For the string "JSON", find every matching line in the records and copy it.
┏━━
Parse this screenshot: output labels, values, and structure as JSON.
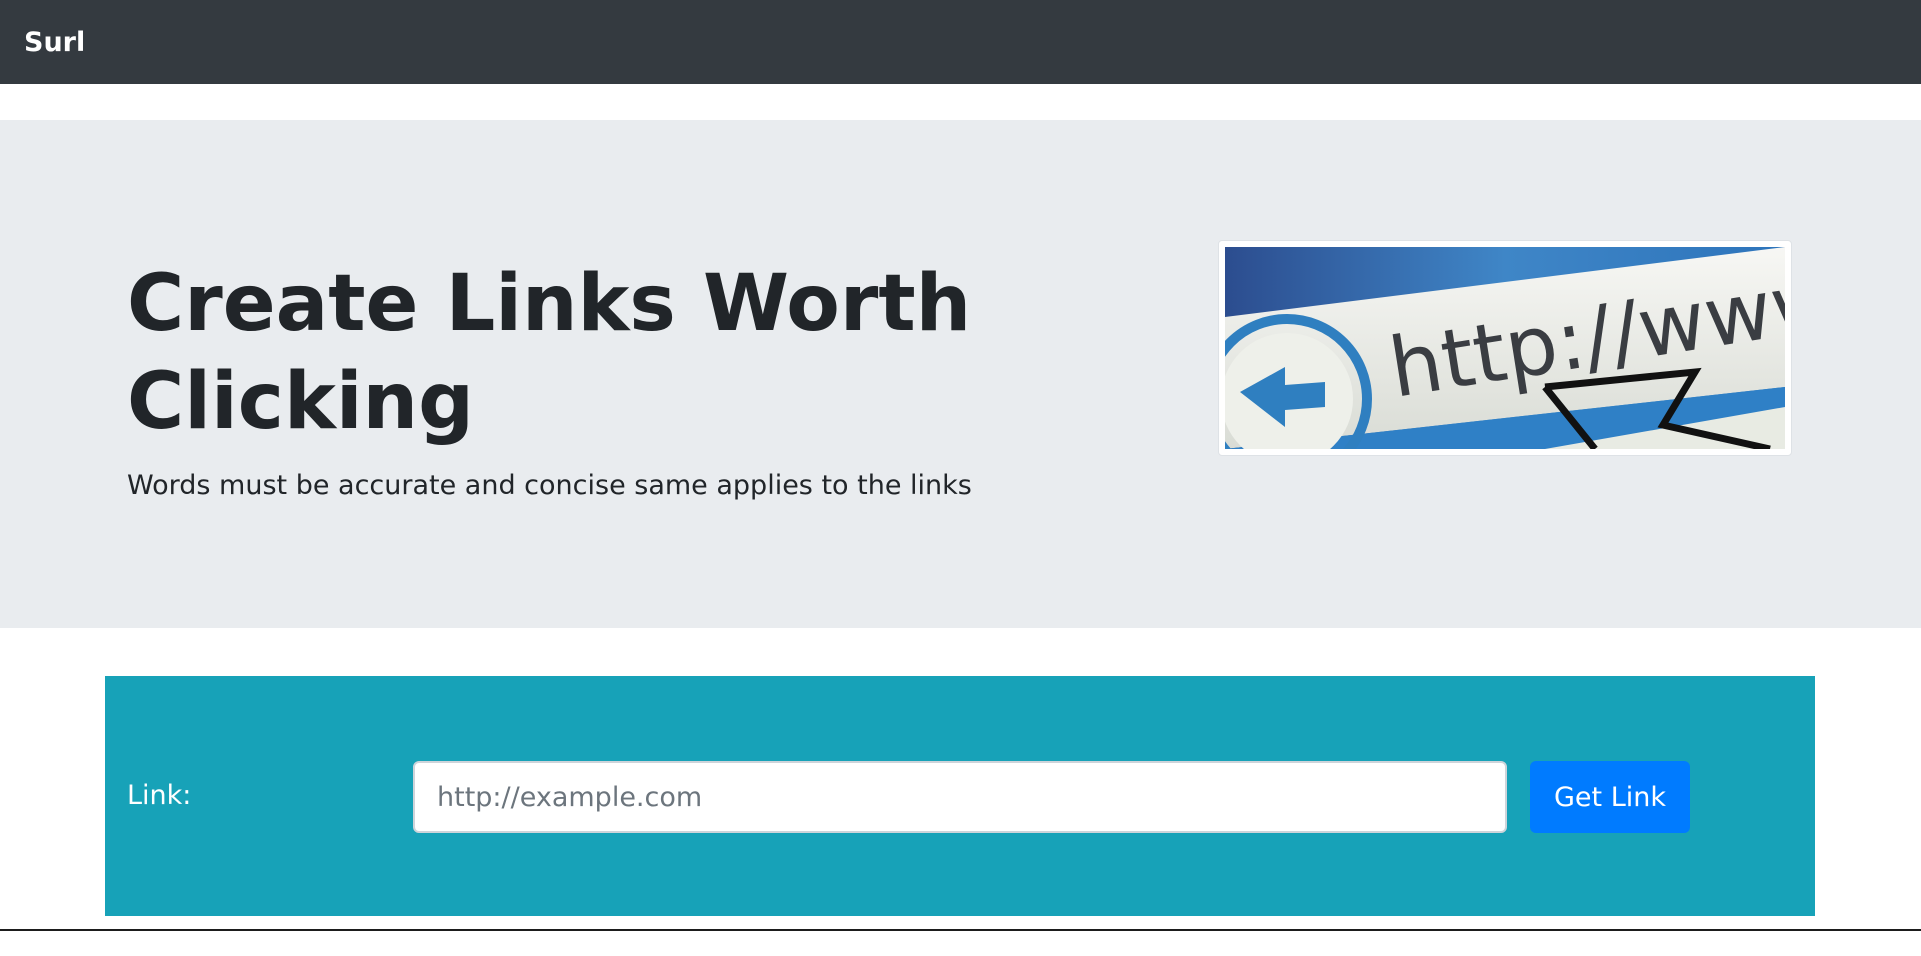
{
  "navbar": {
    "brand": "Surl",
    "background": "#343a40"
  },
  "hero": {
    "title": "Create Links Worth Clicking",
    "lead": "Words must be accurate and concise same applies to the links",
    "background": "#e9ecef",
    "image": {
      "text": "http://www.",
      "icon": "browser-back-arrow-icon",
      "cursor_icon": "mouse-pointer-icon"
    }
  },
  "link_form": {
    "label": "Link:",
    "input_value": "",
    "input_placeholder": "http://example.com",
    "button_label": "Get Link",
    "panel_color": "#17a2b8",
    "button_color": "#007bff"
  }
}
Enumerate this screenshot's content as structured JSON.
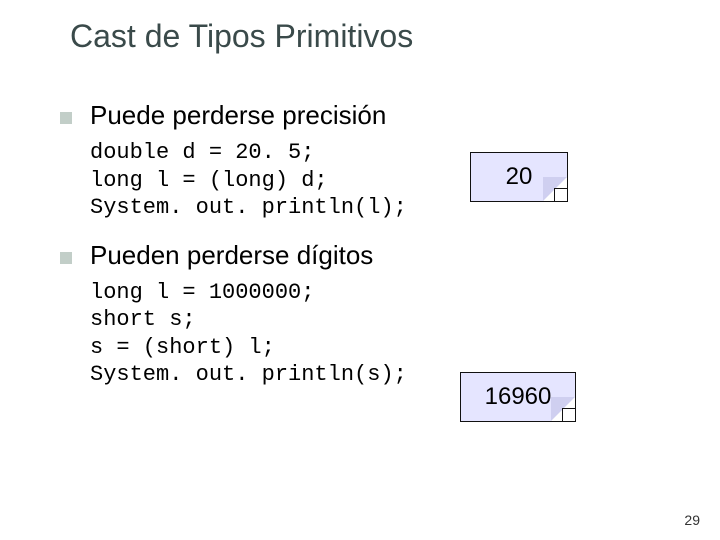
{
  "title": "Cast de Tipos Primitivos",
  "sections": [
    {
      "heading": "Puede perderse precisión",
      "code": "double d = 20. 5;\nlong l = (long) d;\nSystem. out. println(l);",
      "note": "20"
    },
    {
      "heading": "Pueden perderse dígitos",
      "code": "long l = 1000000;\nshort s;\ns = (short) l;\nSystem. out. println(s);",
      "note": "16960"
    }
  ],
  "page_number": "29"
}
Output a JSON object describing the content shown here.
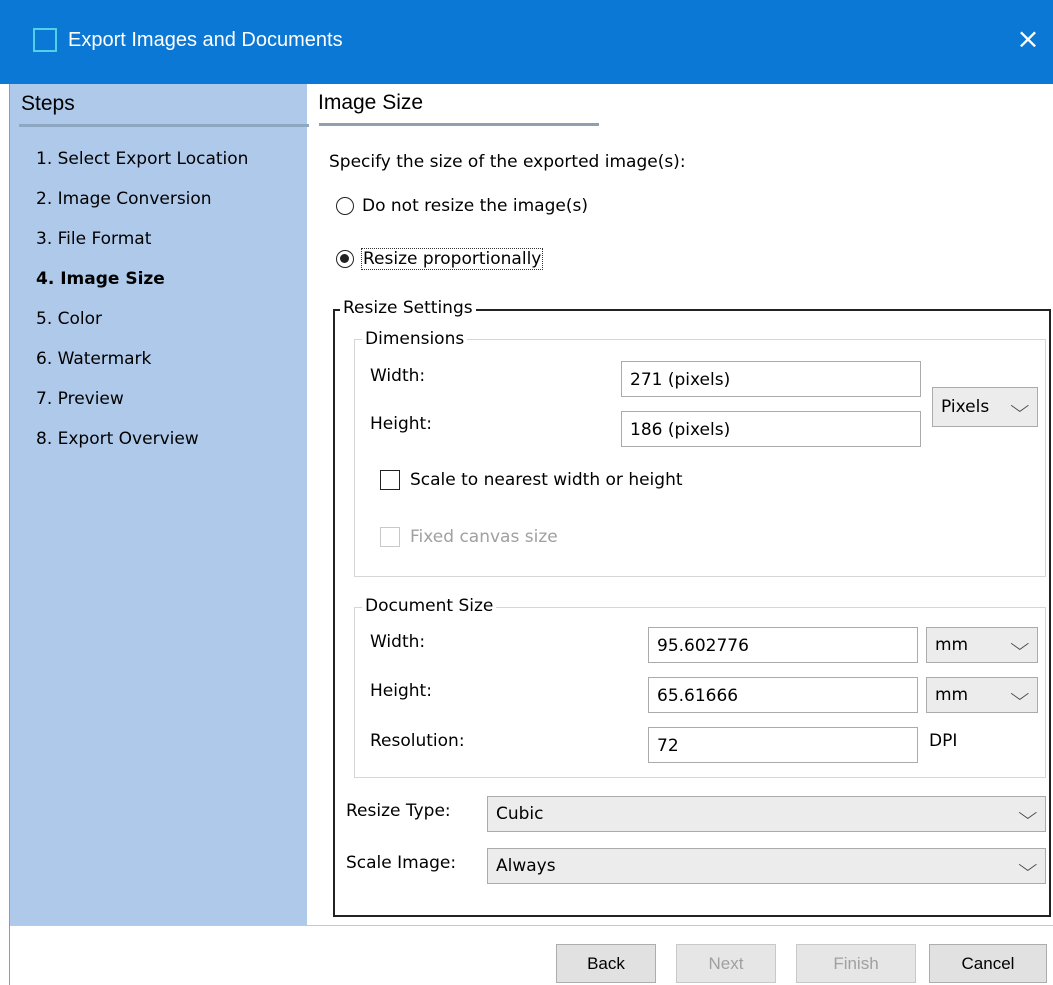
{
  "window": {
    "title": "Export Images and Documents",
    "close_icon": "×"
  },
  "sidebar": {
    "title": "Steps",
    "items": [
      {
        "label": "1. Select Export Location"
      },
      {
        "label": "2. Image Conversion"
      },
      {
        "label": "3. File Format"
      },
      {
        "label": "4. Image Size",
        "active": true
      },
      {
        "label": "5. Color"
      },
      {
        "label": "6. Watermark"
      },
      {
        "label": "7. Preview"
      },
      {
        "label": "8. Export Overview"
      }
    ]
  },
  "main": {
    "title": "Image Size",
    "instruction": "Specify the size of the exported image(s):",
    "radio_no_resize": "Do not resize the image(s)",
    "radio_resize_prop": "Resize proportionally",
    "resize_settings": {
      "label": "Resize Settings",
      "dimensions": {
        "label": "Dimensions",
        "width_label": "Width:",
        "width_value": "271 (pixels)",
        "height_label": "Height:",
        "height_value": "186 (pixels)",
        "unit": "Pixels",
        "scale_nearest": "Scale to nearest width or height",
        "fixed_canvas": "Fixed canvas size"
      },
      "document_size": {
        "label": "Document Size",
        "width_label": "Width:",
        "width_value": "95.602776",
        "width_unit": "mm",
        "height_label": "Height:",
        "height_value": "65.61666",
        "height_unit": "mm",
        "resolution_label": "Resolution:",
        "resolution_value": "72",
        "resolution_unit": "DPI"
      },
      "resize_type_label": "Resize Type:",
      "resize_type_value": "Cubic",
      "scale_image_label": "Scale Image:",
      "scale_image_value": "Always"
    }
  },
  "footer": {
    "back": "Back",
    "next": "Next",
    "finish": "Finish",
    "cancel": "Cancel"
  },
  "colors": {
    "titlebar": "#0a78d4",
    "sidebar": "#aec9ea"
  }
}
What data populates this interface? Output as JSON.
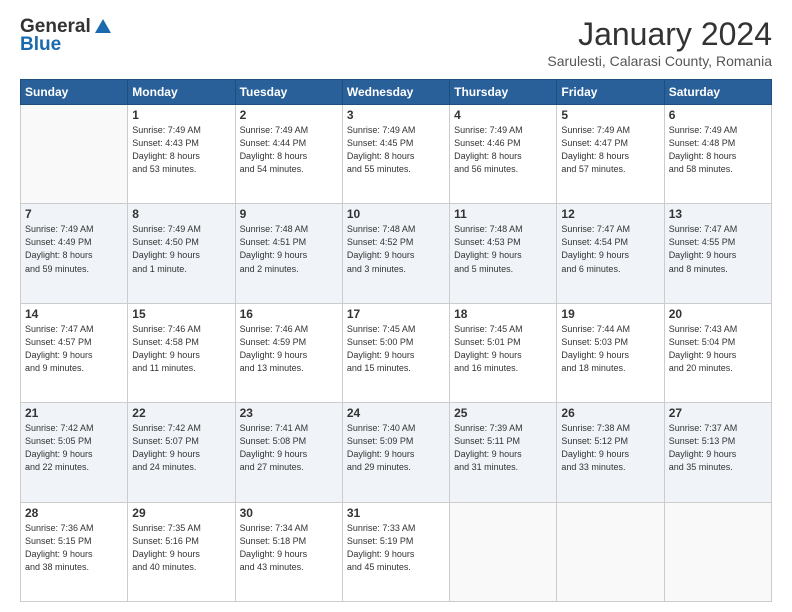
{
  "logo": {
    "line1": "General",
    "line2": "Blue"
  },
  "header": {
    "title": "January 2024",
    "subtitle": "Sarulesti, Calarasi County, Romania"
  },
  "weekdays": [
    "Sunday",
    "Monday",
    "Tuesday",
    "Wednesday",
    "Thursday",
    "Friday",
    "Saturday"
  ],
  "weeks": [
    [
      {
        "num": "",
        "info": ""
      },
      {
        "num": "1",
        "info": "Sunrise: 7:49 AM\nSunset: 4:43 PM\nDaylight: 8 hours\nand 53 minutes."
      },
      {
        "num": "2",
        "info": "Sunrise: 7:49 AM\nSunset: 4:44 PM\nDaylight: 8 hours\nand 54 minutes."
      },
      {
        "num": "3",
        "info": "Sunrise: 7:49 AM\nSunset: 4:45 PM\nDaylight: 8 hours\nand 55 minutes."
      },
      {
        "num": "4",
        "info": "Sunrise: 7:49 AM\nSunset: 4:46 PM\nDaylight: 8 hours\nand 56 minutes."
      },
      {
        "num": "5",
        "info": "Sunrise: 7:49 AM\nSunset: 4:47 PM\nDaylight: 8 hours\nand 57 minutes."
      },
      {
        "num": "6",
        "info": "Sunrise: 7:49 AM\nSunset: 4:48 PM\nDaylight: 8 hours\nand 58 minutes."
      }
    ],
    [
      {
        "num": "7",
        "info": "Sunrise: 7:49 AM\nSunset: 4:49 PM\nDaylight: 8 hours\nand 59 minutes."
      },
      {
        "num": "8",
        "info": "Sunrise: 7:49 AM\nSunset: 4:50 PM\nDaylight: 9 hours\nand 1 minute."
      },
      {
        "num": "9",
        "info": "Sunrise: 7:48 AM\nSunset: 4:51 PM\nDaylight: 9 hours\nand 2 minutes."
      },
      {
        "num": "10",
        "info": "Sunrise: 7:48 AM\nSunset: 4:52 PM\nDaylight: 9 hours\nand 3 minutes."
      },
      {
        "num": "11",
        "info": "Sunrise: 7:48 AM\nSunset: 4:53 PM\nDaylight: 9 hours\nand 5 minutes."
      },
      {
        "num": "12",
        "info": "Sunrise: 7:47 AM\nSunset: 4:54 PM\nDaylight: 9 hours\nand 6 minutes."
      },
      {
        "num": "13",
        "info": "Sunrise: 7:47 AM\nSunset: 4:55 PM\nDaylight: 9 hours\nand 8 minutes."
      }
    ],
    [
      {
        "num": "14",
        "info": "Sunrise: 7:47 AM\nSunset: 4:57 PM\nDaylight: 9 hours\nand 9 minutes."
      },
      {
        "num": "15",
        "info": "Sunrise: 7:46 AM\nSunset: 4:58 PM\nDaylight: 9 hours\nand 11 minutes."
      },
      {
        "num": "16",
        "info": "Sunrise: 7:46 AM\nSunset: 4:59 PM\nDaylight: 9 hours\nand 13 minutes."
      },
      {
        "num": "17",
        "info": "Sunrise: 7:45 AM\nSunset: 5:00 PM\nDaylight: 9 hours\nand 15 minutes."
      },
      {
        "num": "18",
        "info": "Sunrise: 7:45 AM\nSunset: 5:01 PM\nDaylight: 9 hours\nand 16 minutes."
      },
      {
        "num": "19",
        "info": "Sunrise: 7:44 AM\nSunset: 5:03 PM\nDaylight: 9 hours\nand 18 minutes."
      },
      {
        "num": "20",
        "info": "Sunrise: 7:43 AM\nSunset: 5:04 PM\nDaylight: 9 hours\nand 20 minutes."
      }
    ],
    [
      {
        "num": "21",
        "info": "Sunrise: 7:42 AM\nSunset: 5:05 PM\nDaylight: 9 hours\nand 22 minutes."
      },
      {
        "num": "22",
        "info": "Sunrise: 7:42 AM\nSunset: 5:07 PM\nDaylight: 9 hours\nand 24 minutes."
      },
      {
        "num": "23",
        "info": "Sunrise: 7:41 AM\nSunset: 5:08 PM\nDaylight: 9 hours\nand 27 minutes."
      },
      {
        "num": "24",
        "info": "Sunrise: 7:40 AM\nSunset: 5:09 PM\nDaylight: 9 hours\nand 29 minutes."
      },
      {
        "num": "25",
        "info": "Sunrise: 7:39 AM\nSunset: 5:11 PM\nDaylight: 9 hours\nand 31 minutes."
      },
      {
        "num": "26",
        "info": "Sunrise: 7:38 AM\nSunset: 5:12 PM\nDaylight: 9 hours\nand 33 minutes."
      },
      {
        "num": "27",
        "info": "Sunrise: 7:37 AM\nSunset: 5:13 PM\nDaylight: 9 hours\nand 35 minutes."
      }
    ],
    [
      {
        "num": "28",
        "info": "Sunrise: 7:36 AM\nSunset: 5:15 PM\nDaylight: 9 hours\nand 38 minutes."
      },
      {
        "num": "29",
        "info": "Sunrise: 7:35 AM\nSunset: 5:16 PM\nDaylight: 9 hours\nand 40 minutes."
      },
      {
        "num": "30",
        "info": "Sunrise: 7:34 AM\nSunset: 5:18 PM\nDaylight: 9 hours\nand 43 minutes."
      },
      {
        "num": "31",
        "info": "Sunrise: 7:33 AM\nSunset: 5:19 PM\nDaylight: 9 hours\nand 45 minutes."
      },
      {
        "num": "",
        "info": ""
      },
      {
        "num": "",
        "info": ""
      },
      {
        "num": "",
        "info": ""
      }
    ]
  ]
}
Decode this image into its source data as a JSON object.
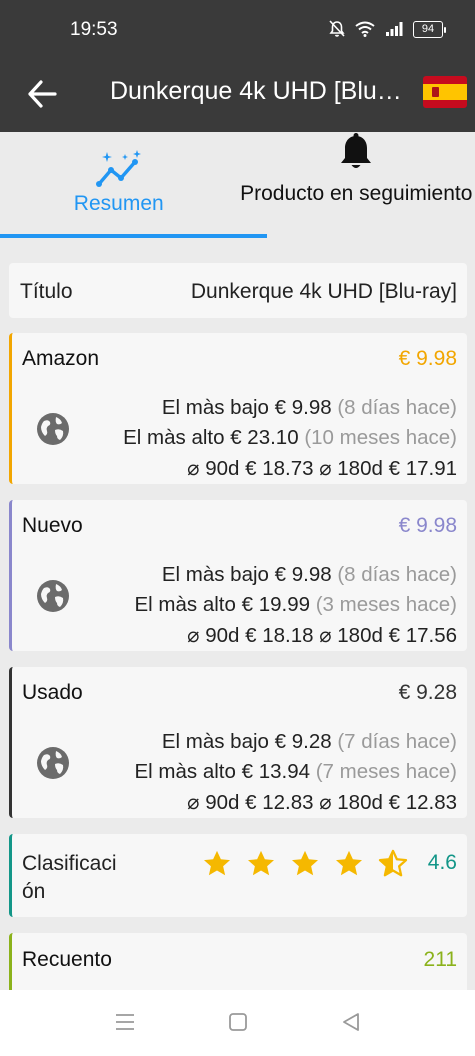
{
  "status_bar": {
    "time": "19:53",
    "battery": "94",
    "icons": [
      "mute-icon",
      "wifi-icon",
      "signal-icon",
      "battery-icon"
    ]
  },
  "app_bar": {
    "title": "Dunkerque 4k UHD [Blu-ray]",
    "back_icon": "arrow-left-icon",
    "flag": "spain-flag"
  },
  "tabs": [
    {
      "label": "Resumen",
      "icon": "sparkle-chart-icon",
      "active": true
    },
    {
      "label": "Producto en seguimiento",
      "icon": "bell-icon",
      "active": false
    }
  ],
  "colors": {
    "header": "#3a3a3a",
    "tab_active": "#2196f3",
    "amazon": "#f2a600",
    "nuevo": "#8a87cc",
    "usado": "#333333",
    "rating": "#139688",
    "count": "#8bb21b"
  },
  "product": {
    "title_label": "Título",
    "title_value": "Dunkerque 4k UHD [Blu-ray]"
  },
  "price_cards": [
    {
      "name": "Amazon",
      "price": "€ 9.98",
      "lowest_label": "El màs bajo",
      "lowest_price": "€ 9.98",
      "lowest_when": "(8 días hace)",
      "highest_label": "El màs alto",
      "highest_price": "€ 23.10",
      "highest_when": "(10 meses hace)",
      "avg90_label": "⌀ 90d",
      "avg90": "€ 18.73",
      "avg180_label": "⌀ 180d",
      "avg180": "€ 17.91"
    },
    {
      "name": "Nuevo",
      "price": "€ 9.98",
      "lowest_label": "El màs bajo",
      "lowest_price": "€ 9.98",
      "lowest_when": "(8 días hace)",
      "highest_label": "El màs alto",
      "highest_price": "€ 19.99",
      "highest_when": "(3 meses hace)",
      "avg90_label": "⌀ 90d",
      "avg90": "€ 18.18",
      "avg180_label": "⌀ 180d",
      "avg180": "€ 17.56"
    },
    {
      "name": "Usado",
      "price": "€ 9.28",
      "lowest_label": "El màs bajo",
      "lowest_price": "€ 9.28",
      "lowest_when": "(7 días hace)",
      "highest_label": "El màs alto",
      "highest_price": "€ 13.94",
      "highest_when": "(7 meses hace)",
      "avg90_label": "⌀ 90d",
      "avg90": "€ 12.83",
      "avg180_label": "⌀ 180d",
      "avg180": "€ 12.83"
    }
  ],
  "rating": {
    "label": "Clasificaci ón",
    "value": "4.6",
    "stars": 4.5
  },
  "count": {
    "label": "Recuento",
    "value": "211"
  },
  "nav_bar": {
    "icons": [
      "menu-icon",
      "home-square-icon",
      "back-triangle-icon"
    ]
  }
}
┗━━
PROBLEM SOLUTION ->
Parse this screenshot: output labels, values, and structure as JSON.
Enumerate this screenshot's content as structured JSON.
Output a JSON object describing the content shown here.
What data populates this interface? Output as JSON.
Decode this image into its source data as a JSON object.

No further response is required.